Some big-name luxury brands may be down, but others — niche luxury brands — are on the way up in China.
Red flags went up when Louis Vuitton sales started to lag. However, Givenchy – LVMH’s lesser-known brand famous for dressing Audrey Hepburn – is picking up steam in the meantime, says China Daily. The brand opened its newest store in China in March. As Chinese shoppers tire of the same old brands and growth lags, niche brands are stepping in to liven things up.
Pucci, the high-end Italian women’s label, opened its first store on the Mainland last year, at the same time Stella McCartney came to Shanghai. Even Alberta Ferretti is testing out the waters, opening a location for its Philosophy brand in Hangzhou.
Others are hoping the Internet will entice Chinese shoppers to try new brands. One of the most popular online luxury retailers in China, Shangpin.com, signed an agreement with the Fashion Council of America in March that will get Chinese shoppers access to U.S. products. “We want to help designers gain popularity in China and meet the growing demands of our consumers by offering the world’s leading fashions,” said Lang Xueyue, Shangpin’s VP.

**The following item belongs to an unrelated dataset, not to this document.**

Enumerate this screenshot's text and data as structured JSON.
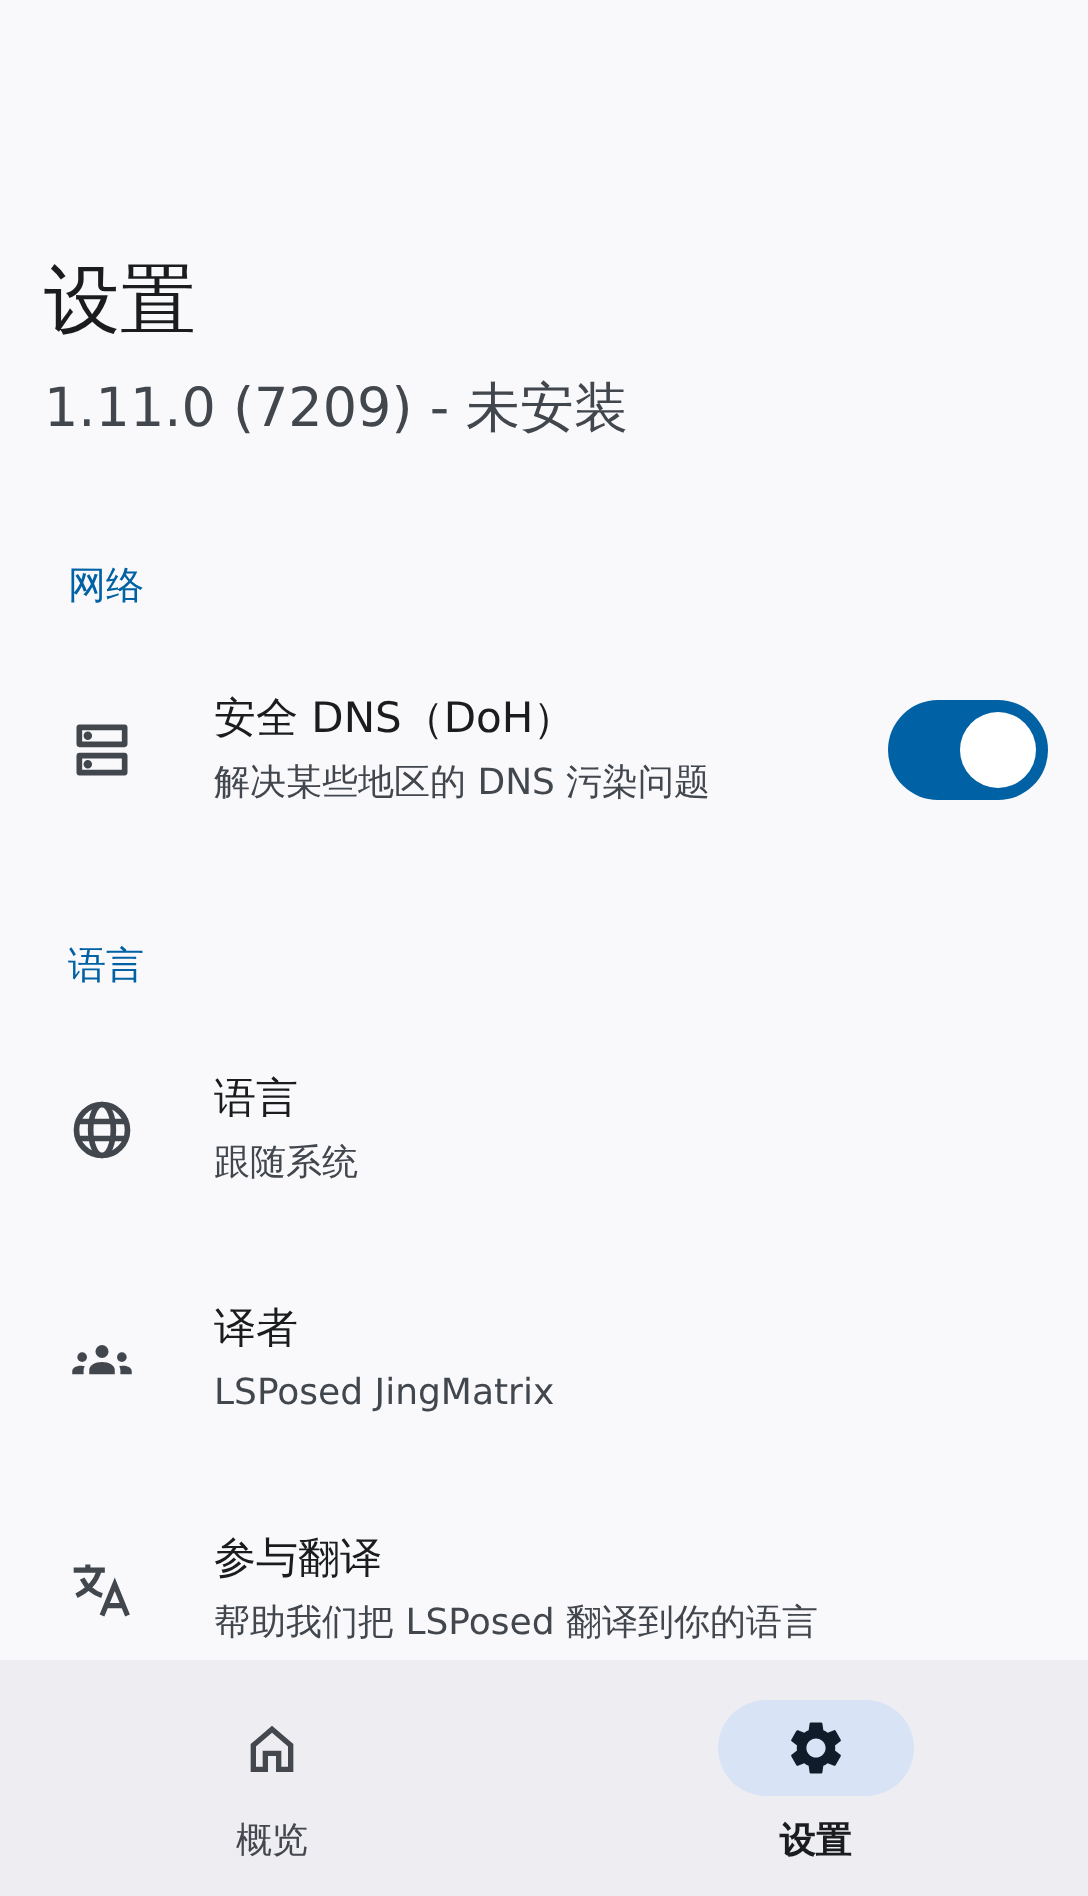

Representatives from Chinese online retailer Fifth Avenue Globe says niche brands accounted for half of its sales in 2012, up from 20-30 percent the previous year.
Niche brands are still too new to the country for their full effect to be felt, and in the meantime some more prominent brands are posting good figures. Bottega Veneta grew 41.5 percent year-on-year in China in 2012. And China is now Yves Saint Laurent’s third-largest market.
Zhou Ting, director of the Fortune Character Research Center, said, “The market will enjoy healthy development, with many choices for consumers.” She also said that it will be more difficult for luxury brands to earn money from China’s market in the future, although China will still lead global growth.
photo credit: pucci